Cost Engineering in procurement – The (negotiation) evergreen

Costing, Value Engineering, Target Costing, Design-to-Cost are just an extract of many (wrong) descriptions for a task in procurement, which is called: Cost Engineering. We want to tell you about the six major steps for integrating Cost Engineering in your next sourcing case.  While a commercial only sourcing case or negotiation has its place in the sourcing world, most of the cases done for production material in the manufacturing industry need the support of an internal, technical counterpart. That counterpart is often the cost engineer. 

The six-step approach of Cost Engineering to nominate a supplier

Integrated into the Source-to-Contract process, a cost engineering approach is often done in six steps: Coming from an initial cost benchmark to the CE-backed negotiations. 

1. Setting the benchmark – Best Practice Greenfield Analysis 

“Creating a perfect world” is the most used description of a Best Practice Greenfield Analysis. A plant producing only one component, with optimal efficiency, three or four shift models with an occupation of 100 percent. 

While it is not reached in 99 of 100 sourcing cases, it provides guidance. Like the polestar – and we haven't heard of a 17th century sailor travelling into outer space. 

2. Collecting actuals – Supplier Analysis 

You know more that you know ... especially about your supply chain. Performance data, feasibility studies, auditing documents etc. are great source of information about the material, process and overhead cost base. By applying a standardized cost model and some experience, often high-level cost breakdowns can be created without involving your supplier.  

Optimizing in the “real” world – Best Practice Brownfield Analysi

At some point, it has to get real.
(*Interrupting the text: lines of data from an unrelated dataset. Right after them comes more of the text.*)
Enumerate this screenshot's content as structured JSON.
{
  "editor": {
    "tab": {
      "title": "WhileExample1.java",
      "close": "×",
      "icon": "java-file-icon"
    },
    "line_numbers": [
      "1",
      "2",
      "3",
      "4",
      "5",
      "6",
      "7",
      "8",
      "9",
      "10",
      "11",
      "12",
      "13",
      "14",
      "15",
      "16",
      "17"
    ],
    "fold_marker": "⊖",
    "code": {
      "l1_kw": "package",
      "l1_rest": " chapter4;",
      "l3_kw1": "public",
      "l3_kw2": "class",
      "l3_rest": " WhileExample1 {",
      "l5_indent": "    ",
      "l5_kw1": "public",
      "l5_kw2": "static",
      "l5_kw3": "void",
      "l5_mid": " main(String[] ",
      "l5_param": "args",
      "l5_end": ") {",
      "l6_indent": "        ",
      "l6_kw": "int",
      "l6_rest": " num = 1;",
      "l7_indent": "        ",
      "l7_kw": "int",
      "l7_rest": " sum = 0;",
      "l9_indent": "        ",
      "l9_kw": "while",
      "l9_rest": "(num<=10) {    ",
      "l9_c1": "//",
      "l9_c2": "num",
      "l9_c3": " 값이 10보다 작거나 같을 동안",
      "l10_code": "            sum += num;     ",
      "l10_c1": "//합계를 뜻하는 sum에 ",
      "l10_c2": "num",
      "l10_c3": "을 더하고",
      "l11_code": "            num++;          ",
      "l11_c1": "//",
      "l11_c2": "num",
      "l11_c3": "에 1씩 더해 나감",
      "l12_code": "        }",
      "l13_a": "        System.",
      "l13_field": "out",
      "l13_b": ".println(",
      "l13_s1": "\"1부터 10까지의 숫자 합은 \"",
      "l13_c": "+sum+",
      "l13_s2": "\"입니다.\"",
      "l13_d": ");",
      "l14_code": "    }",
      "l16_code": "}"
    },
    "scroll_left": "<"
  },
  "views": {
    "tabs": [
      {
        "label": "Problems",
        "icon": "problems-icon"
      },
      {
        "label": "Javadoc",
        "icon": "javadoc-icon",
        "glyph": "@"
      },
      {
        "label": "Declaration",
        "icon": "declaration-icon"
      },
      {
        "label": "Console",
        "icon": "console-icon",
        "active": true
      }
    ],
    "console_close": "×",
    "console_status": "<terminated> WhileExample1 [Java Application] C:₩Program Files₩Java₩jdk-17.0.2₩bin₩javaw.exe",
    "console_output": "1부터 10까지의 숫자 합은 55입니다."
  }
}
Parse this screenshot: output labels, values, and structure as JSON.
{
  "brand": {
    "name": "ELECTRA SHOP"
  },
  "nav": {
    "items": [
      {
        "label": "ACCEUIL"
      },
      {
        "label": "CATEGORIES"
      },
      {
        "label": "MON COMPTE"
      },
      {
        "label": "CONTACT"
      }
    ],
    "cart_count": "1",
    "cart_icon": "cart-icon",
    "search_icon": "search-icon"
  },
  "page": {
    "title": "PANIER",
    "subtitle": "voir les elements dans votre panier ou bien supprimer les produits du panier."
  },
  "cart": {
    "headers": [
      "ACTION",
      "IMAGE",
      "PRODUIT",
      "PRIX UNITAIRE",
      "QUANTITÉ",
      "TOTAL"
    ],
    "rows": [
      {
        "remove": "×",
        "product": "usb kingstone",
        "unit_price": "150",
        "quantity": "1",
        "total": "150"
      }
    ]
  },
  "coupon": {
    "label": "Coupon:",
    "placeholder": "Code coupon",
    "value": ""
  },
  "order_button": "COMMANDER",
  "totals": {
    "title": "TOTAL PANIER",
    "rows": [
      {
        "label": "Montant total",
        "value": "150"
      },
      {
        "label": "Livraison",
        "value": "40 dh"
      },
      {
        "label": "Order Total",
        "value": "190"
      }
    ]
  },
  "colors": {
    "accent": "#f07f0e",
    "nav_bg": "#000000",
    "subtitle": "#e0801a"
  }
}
Benchmarking and data analysis are very important, but without creating a realistic view, they are mostly worthless. 

While having the Best Practice Greenfield as a base, the Brownfield considers actual machinery, shift models and overheads and creates a reachable target for the negotiation process. 

3. Spreading the wings – Market Benchmark 

At the same time as the Best Practice Brownfield Analysis, it is advisable to integrate the learnings from previous steps and re-evaluate the supplier base for the RFQ process. While procurement is often under pressure to “seal the deal” with suppliers, especially during the development or engineering phase, an additional round for RFQ brings almost always new players onto the field. 

4. Writing the playbook – Negotiation preparation 

With all the information available now, you need to direct it. You certainly don’t have to go full Stanley Kubrick on your teammates, but clear roles, targets and strategies are important. You can start with simple preparation meetings, assign responsibility for raising questions, taking notes, and defining commercial targets. For bigger negotiations, it’s advisable to take a look into “game theory”. 

5. Coming to terms – CE-backed supplier negotiations 

After all you have done now, just close the deal (we know, it’s not that simple). But what everyone, who has already worked with cost engineers as a strategic purchaser, will tell you is, that it’s worth it. Getting down to what really creates value and what’s simply driving the cost, is a discussion many suppliers need and want (often because they learn about their cost structure the first time in that very meeting). 

Combine cross-functional know-how

Many of the tasks we just mentioned can be done internally. Whether you involve supplier development, engineering or controlling in your negotiation preparation. 

For creating a concept, defining processes, finding the right approach and managing a lighthouse project, it’s a good idea to involve external know-how.  

Schaich, T. / Stefan, F.